**WORK INSTRUCTION**
Pick out each line below containing "JSON".

**Recorded data**
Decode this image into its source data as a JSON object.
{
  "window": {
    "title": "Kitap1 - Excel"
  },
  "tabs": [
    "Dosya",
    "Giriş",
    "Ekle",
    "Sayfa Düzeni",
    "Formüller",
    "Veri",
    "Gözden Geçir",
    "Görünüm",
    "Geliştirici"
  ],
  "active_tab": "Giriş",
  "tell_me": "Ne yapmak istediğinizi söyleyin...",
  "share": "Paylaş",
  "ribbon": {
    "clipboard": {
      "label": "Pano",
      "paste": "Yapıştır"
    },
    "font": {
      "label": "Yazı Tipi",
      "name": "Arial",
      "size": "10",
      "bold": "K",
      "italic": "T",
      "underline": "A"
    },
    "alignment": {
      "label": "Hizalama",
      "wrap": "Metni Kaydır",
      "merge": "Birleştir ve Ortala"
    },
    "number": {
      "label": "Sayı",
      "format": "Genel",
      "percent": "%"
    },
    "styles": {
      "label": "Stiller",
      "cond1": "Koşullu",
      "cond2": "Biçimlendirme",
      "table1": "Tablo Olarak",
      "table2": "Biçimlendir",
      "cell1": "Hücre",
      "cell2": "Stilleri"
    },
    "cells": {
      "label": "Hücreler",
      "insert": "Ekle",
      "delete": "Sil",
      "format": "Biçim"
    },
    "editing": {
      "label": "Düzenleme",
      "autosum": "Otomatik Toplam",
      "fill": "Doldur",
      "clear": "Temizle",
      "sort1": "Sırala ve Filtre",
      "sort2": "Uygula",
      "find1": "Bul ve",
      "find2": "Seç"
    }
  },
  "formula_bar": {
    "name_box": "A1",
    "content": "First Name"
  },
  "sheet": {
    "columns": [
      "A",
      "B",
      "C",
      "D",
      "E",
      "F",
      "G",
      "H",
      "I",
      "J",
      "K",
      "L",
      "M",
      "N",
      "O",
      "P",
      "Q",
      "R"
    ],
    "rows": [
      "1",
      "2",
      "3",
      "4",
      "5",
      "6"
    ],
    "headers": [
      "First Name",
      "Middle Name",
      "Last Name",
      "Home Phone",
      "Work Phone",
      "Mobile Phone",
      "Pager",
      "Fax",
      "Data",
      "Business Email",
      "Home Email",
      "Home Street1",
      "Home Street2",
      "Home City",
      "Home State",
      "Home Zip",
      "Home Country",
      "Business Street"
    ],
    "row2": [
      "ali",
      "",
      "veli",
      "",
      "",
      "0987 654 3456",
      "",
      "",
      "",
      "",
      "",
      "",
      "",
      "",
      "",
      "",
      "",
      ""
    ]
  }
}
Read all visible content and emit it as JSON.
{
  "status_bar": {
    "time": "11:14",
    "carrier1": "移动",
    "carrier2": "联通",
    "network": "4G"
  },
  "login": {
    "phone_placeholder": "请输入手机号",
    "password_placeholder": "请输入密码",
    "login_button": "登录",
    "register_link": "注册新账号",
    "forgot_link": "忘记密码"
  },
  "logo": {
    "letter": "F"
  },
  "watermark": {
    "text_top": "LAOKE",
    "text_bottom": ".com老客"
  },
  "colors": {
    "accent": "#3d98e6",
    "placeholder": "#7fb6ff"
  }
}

**OUTPUT FOR THIS TASK**
Decode this image into its source data as a JSON object.
Read all visible content and emit it as JSON.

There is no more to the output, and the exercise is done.